"Decryption warrants": the replacement for key escrow.
After three years of unsuccessful attempts to introduce key escrow, the British government has written an "Electronic Communications Act" to force users of electronic privacy to hand over their keys, passwords or plaintext on demand to the police. Part 3 of the proposed Act grants police powers to seek two year jail sentences for anyone unable to provide them on demand with keys to encrypted files and communications. Both encryption users and service providers will be covered. Another new offence is aimed mainly at service providers. Called the "tipping off" offence, this provision would impose jail sentences on anyone who revealed that they had been served with a decryption warrant. It could be used to prevent the recipient, or even the user of the privacy keys concerned, from telling anyone else that their messages were no longer private or secure.
Ironically, progress of the new plan has been halted because the opposition Conservative party - who originally backed the US key escrow scheme - say that the new law is a unwelcome "dogs breakfast".
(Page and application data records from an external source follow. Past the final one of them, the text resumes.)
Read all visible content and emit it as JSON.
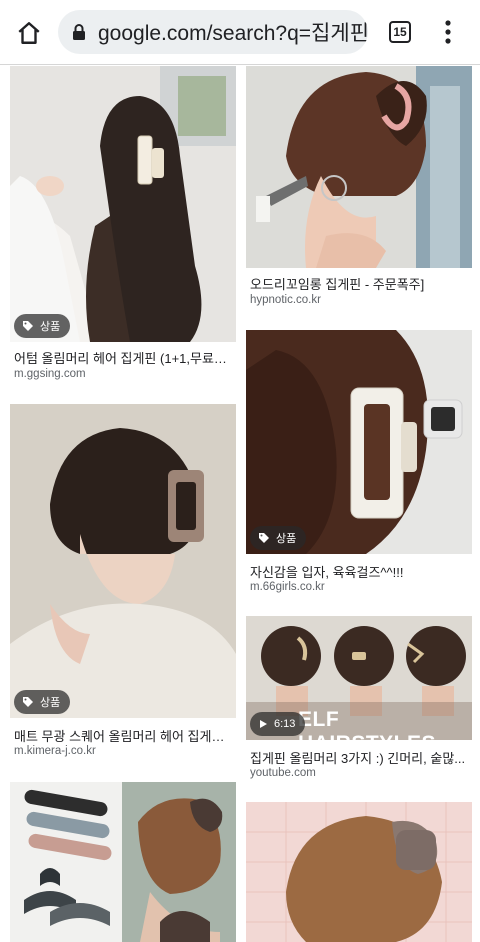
{
  "browser": {
    "url": "google.com/search?q=집게핀",
    "tab_count": "15"
  },
  "results": [
    {
      "caption": "어텀 올림머리 헤어 집게핀 (1+1,무료배...",
      "source": "m.ggsing.com",
      "badge": "상품"
    },
    {
      "caption": "오드리꼬임롱 집게핀 - 주문폭주]",
      "source": "hypnotic.co.kr",
      "badge": ""
    },
    {
      "caption": "자신감을 입자, 육육걸즈^^!!!",
      "source": "m.66girls.co.kr",
      "badge": "상품"
    },
    {
      "caption": "매트 무광 스퀘어 올림머리 헤어 집게핀 ...",
      "source": "m.kimera-j.co.kr",
      "badge": "상품"
    },
    {
      "caption": "집게핀 올림머리 3가지 :) 긴머리, 숱많...",
      "source": "youtube.com",
      "badge": "",
      "duration": "6:13",
      "overlay_text": "ELF HAIRSTYLES"
    }
  ]
}
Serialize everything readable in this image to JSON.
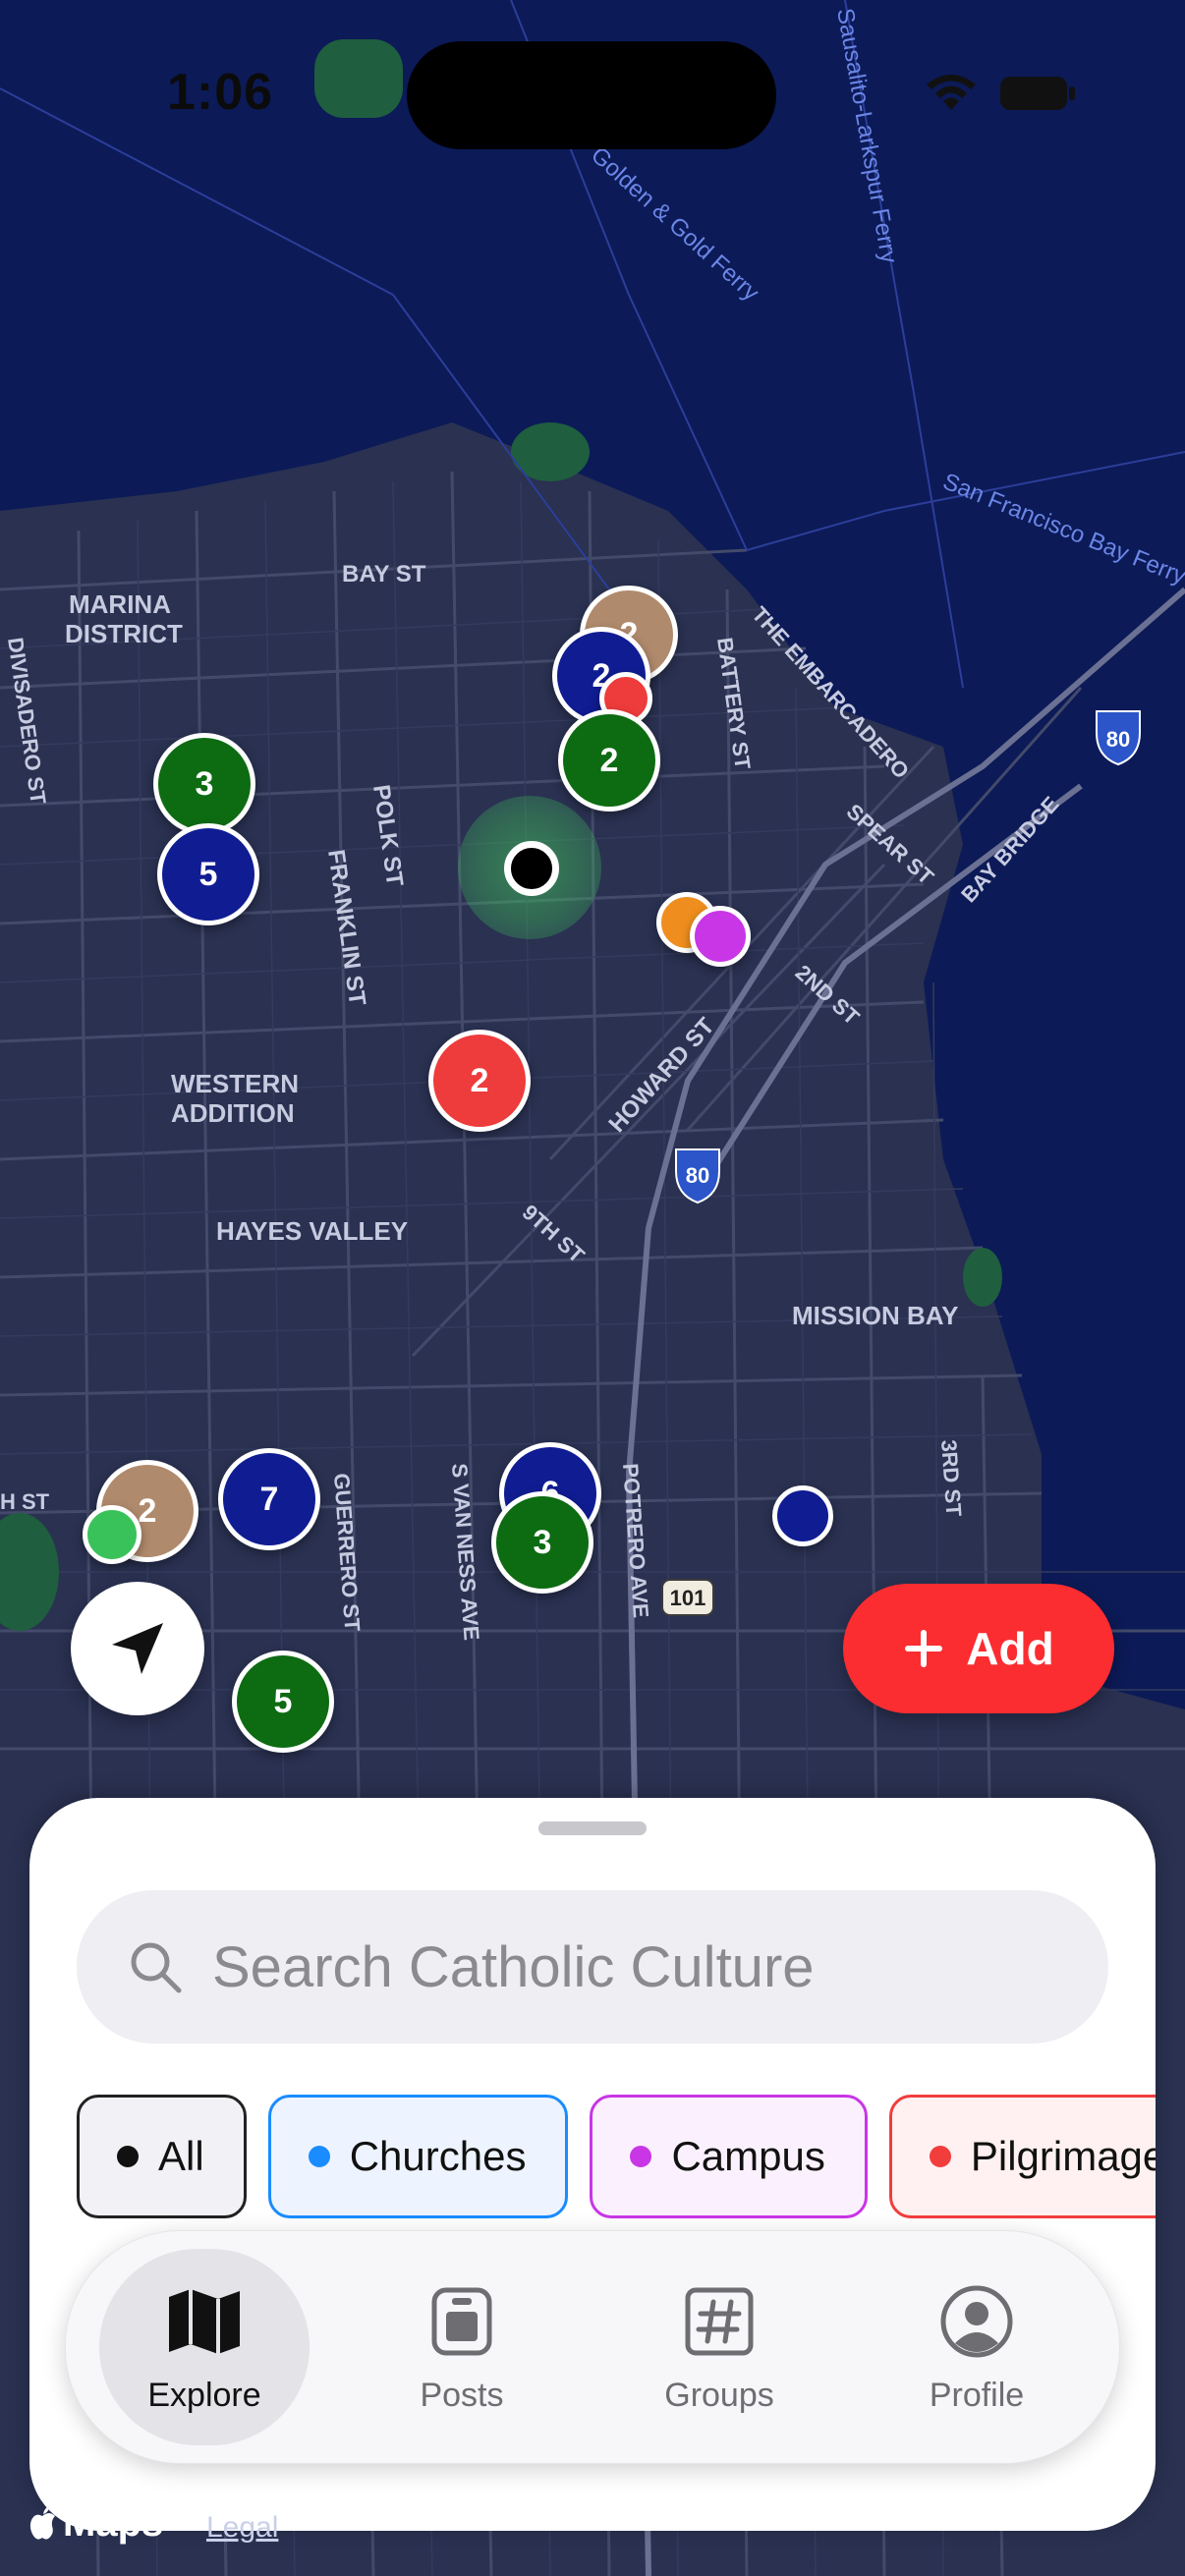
{
  "status_bar": {
    "time": "1:06"
  },
  "map": {
    "district_labels": [
      "MARINA",
      "DISTRICT",
      "WESTERN",
      "ADDITION",
      "HAYES VALLEY",
      "MISSION BAY"
    ],
    "street_labels": [
      "BAY ST",
      "POLK ST",
      "FRANKLIN ST",
      "DIVISADERO ST",
      "HOWARD ST",
      "9TH ST",
      "2ND ST",
      "SPEAR ST",
      "BATTERY ST",
      "THE EMBARCADERO",
      "BAY BRIDGE",
      "GUERRERO ST",
      "S VAN NESS AVE",
      "POTRERO AVE",
      "3RD ST",
      "H ST"
    ],
    "water_labels": [
      "San Francisco Bay Ferry",
      "Golden & Gold Ferry",
      "Sausalito-Larkspur Ferry"
    ],
    "highway_shields": [
      "80",
      "80",
      "101"
    ],
    "markers": [
      {
        "label": "2",
        "category": "tan"
      },
      {
        "label": "2",
        "category": "navy"
      },
      {
        "label": "",
        "category": "red"
      },
      {
        "label": "2",
        "category": "green"
      },
      {
        "label": "3",
        "category": "green"
      },
      {
        "label": "5",
        "category": "navy"
      },
      {
        "label": "",
        "category": "orange"
      },
      {
        "label": "",
        "category": "purple"
      },
      {
        "label": "2",
        "category": "red"
      },
      {
        "label": "2",
        "category": "tan"
      },
      {
        "label": "",
        "category": "light-green"
      },
      {
        "label": "7",
        "category": "navy"
      },
      {
        "label": "6",
        "category": "navy"
      },
      {
        "label": "3",
        "category": "green"
      },
      {
        "label": "",
        "category": "navy"
      },
      {
        "label": "5",
        "category": "green"
      }
    ]
  },
  "buttons": {
    "add_label": "Add",
    "locate_icon": "location-arrow-icon"
  },
  "sheet": {
    "search_placeholder": "Search Catholic Culture",
    "chips": [
      {
        "label": "All",
        "dot_color": "#111111",
        "border_color": "#222222",
        "bg": "#f2f2f6"
      },
      {
        "label": "Churches",
        "dot_color": "#1a8cff",
        "border_color": "#1a8cff",
        "bg": "#eef4ff"
      },
      {
        "label": "Campus",
        "dot_color": "#c836e6",
        "border_color": "#c836e6",
        "bg": "#fbf1fe"
      },
      {
        "label": "Pilgrimages",
        "dot_color": "#f23d3d",
        "border_color": "#f23d3d",
        "bg": "#fff1f1"
      }
    ]
  },
  "tabbar": {
    "tabs": [
      {
        "label": "Explore",
        "icon": "map-icon",
        "active": true
      },
      {
        "label": "Posts",
        "icon": "posts-icon",
        "active": false
      },
      {
        "label": "Groups",
        "icon": "hashtag-icon",
        "active": false
      },
      {
        "label": "Profile",
        "icon": "person-circle-icon",
        "active": false
      }
    ]
  },
  "footer": {
    "maps_label": "Maps",
    "legal_label": "Legal"
  },
  "colors": {
    "map_water": "#0c1a57",
    "map_land": "#2a3151",
    "accent_red": "#fb2d31"
  }
}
The Conservatives say that they will block attempts to rush the controversial Electronic Communications Bill into Parliament. Alan Duncan MP, Conservative Party spokesman on IT, said this week that his party would not agree to the government introducing the legislation in its current form.
Its "too long and too heavy for its purpose", he said. "What industry needs is a quick short bill". With 30 pages of dense, complex text when there should be 3, said Duncan, the Bill ought to be "shorter, simpler and lighter". He criticised the government for trying to bring the Bill before parliament at the last minute, when years had been wasted pursuing blind alleys.
The Conservatives' view was that the IT marketplace was already adequately providing most of what industry needed to facilitate commerce. Business did not need complex regulations or wide ranging ministerial powers to intervene, just recognition of structures already in place.
Under UK Parliamentary rules, the government must seek consent from the opposition to "carry over" a Bill from one session to another. The current session ends in about two weeks. If the Bill is not introduced now, it faces a further delay of six to nine months.
This would mean that for the fourth year running, British plans to legislate for E-commerce will have been halted because of government attempts to build in law enforcement and intelligence agencies access to private encrypted information.
It was originally devised in 1996 as a means to impose key escrow in the UK, in line with US policy. Certification authorities or trusted third parties in digital commerce would have been required to seek licenses and to escrow confidentiality as well as signature keys. In 1997, the government proposed that it would be compulsory for anyone providing cryptography services to copy private security keys to a government run "Central Repository ". New Labour was elected on a firm pledge to abandon the scheme. Electors were told:
"It is not necessary to criminalise a large section of the network-using public to control the activities of a very small minority of law-breakers."
But Labour then produced a further consultation paper, maintaining the key escrow policy. They met intense opposition, chiefly from the IT industry.
Four months ago, Prime Minister Tony Blair announced that escrow had finally been abandoned. He produced a third paper, describing draft legislation. He told top executives industry at a Downing Street breakfast that, in return for dropping key escrow, he expected industry to deliver a solution for law enforcement problems with crypto three weeks later.
Blair's March proposals encountered the most devastating criticism of all. The Parliamentary Select Committee on Trade and Industry reported two months ago that "the rationale for an electronic commerce bill is open to question". It is "not fit to be written into law" The government was told to drop "measures discarded from the previous key escrow policy which are concerned with controlling, not facilitating, electronic commerce".
This advice was ignored. Instead, the Electronic Communications Bill places "the onus on the recipient of a disclosure notice to prove to the authorities that the requested keys or plain text are not in his possession, and to state to the best of his knowledge and belief where they are". In other words, anyone in possession of information that they cannot decrypt has to prove that they do not have the key.
The requirement for users of encryption to prove their innocence has been dismissed by legal specialists as "logically absurd" and contrary to the new Human Rights Act. According to the specialist adviser to the Select Committee, Peter Sommer, "the requirement to prove innocence is only used in the most exceptional circumstances in English law".
The proposed decryption law ignores the new legal perils it creates.
The proposed decryption law ignores the new legal perils it creates. For example, anyone wanting to set up someone else as a victim of the new law need only mail them an encrypted file, apparently encrypted with a key registered to them. It also ignores the fact that when someone encodes an e-mail message with the addressee's public key, they are no longer able to read the message they wrote.
Critics from both sides of the political spectrum have repeatedly pointed out that law enforcement powers do not belong in an electronic commerce bill. According to Sommer, the Select Committee was concerned that the government had no evidence of a real problem with encryption. "Nobody has been collecting any data on the extent to which encryption is actually a problem for law enforcement", he said. It doesn't make sense to put it into a bill intended to deal with commerce. Both the all-party committee and the opposition say that decryption powers belong in a different new law, the Interception of Communications Act (IOCA). Decryption "should be dealt with in IOCA, not here", according to the Tory MP Alan Duncan.Kommentieren